## [Goal of the exercise]
Reproduce each record below in full, word for word, without images.

## [Records for processing]
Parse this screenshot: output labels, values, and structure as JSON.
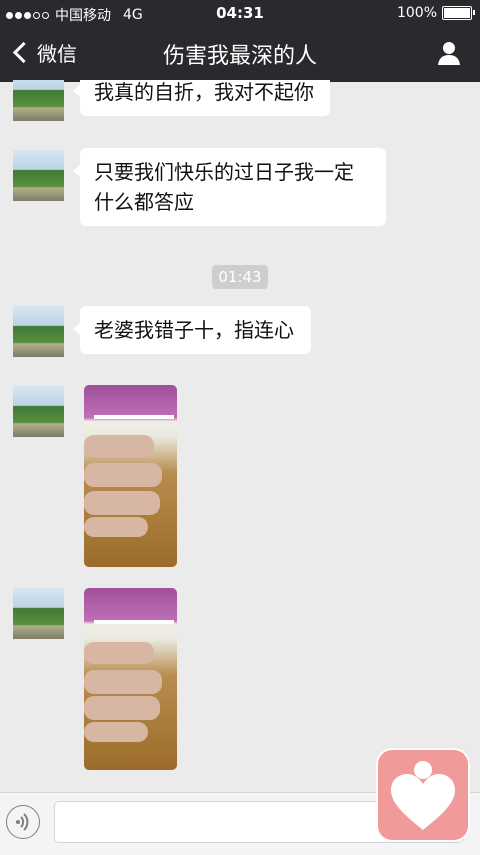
{
  "status_bar": {
    "carrier": "中国移动",
    "network": "4G",
    "time": "04:31",
    "battery": "100%"
  },
  "nav": {
    "back_label": "微信",
    "title": "伤害我最深的人"
  },
  "messages": [
    {
      "type": "text",
      "text": "我真的自折，我对不起你"
    },
    {
      "type": "text",
      "text": "只要我们快乐的过日子我一定什么都答应"
    },
    {
      "type": "time",
      "text": "01:43"
    },
    {
      "type": "text",
      "text": "老婆我错子十，指连心"
    },
    {
      "type": "image"
    },
    {
      "type": "image"
    }
  ],
  "colors": {
    "topbar": "#2a2a2e",
    "chat_bg": "#ebebeb",
    "bubble": "#ffffff",
    "badge": "#f19a9a"
  }
}
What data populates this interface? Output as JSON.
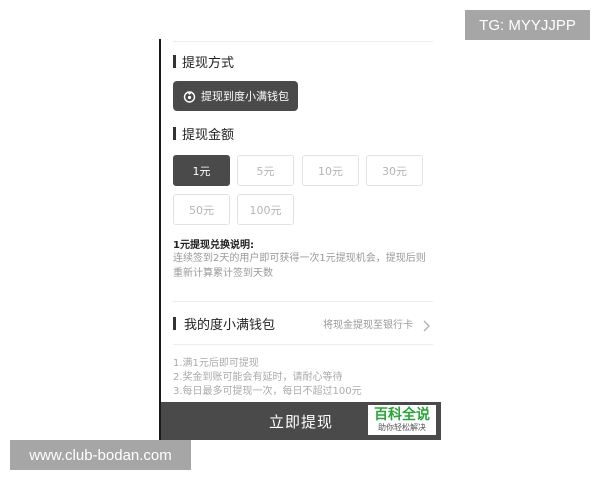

## [Completed exercise]
Parse this screenshot: output labels, values, and structure as JSON.
{
  "status_bar": {
    "carrier": "中国移动",
    "network": "4G",
    "time": "04:31",
    "battery": "100%"
  },
  "nav": {
    "back_label": "微信",
    "title": "伤害我最深的人"
  },
  "messages": [
    {
      "type": "text",
      "text": "我真的自折，我对不起你"
    },
    {
      "type": "text",
      "text": "只要我们快乐的过日子我一定什么都答应"
    },
    {
      "type": "time",
      "text": "01:43"
    },
    {
      "type": "text",
      "text": "老婆我错子十，指连心"
    },
    {
      "type": "image"
    },
    {
      "type": "image"
    }
  ],
  "colors": {
    "topbar": "#2a2a2e",
    "chat_bg": "#ebebeb",
    "bubble": "#ffffff",
    "badge": "#f19a9a"
  }
}
What data populates this interface? Output as JSON.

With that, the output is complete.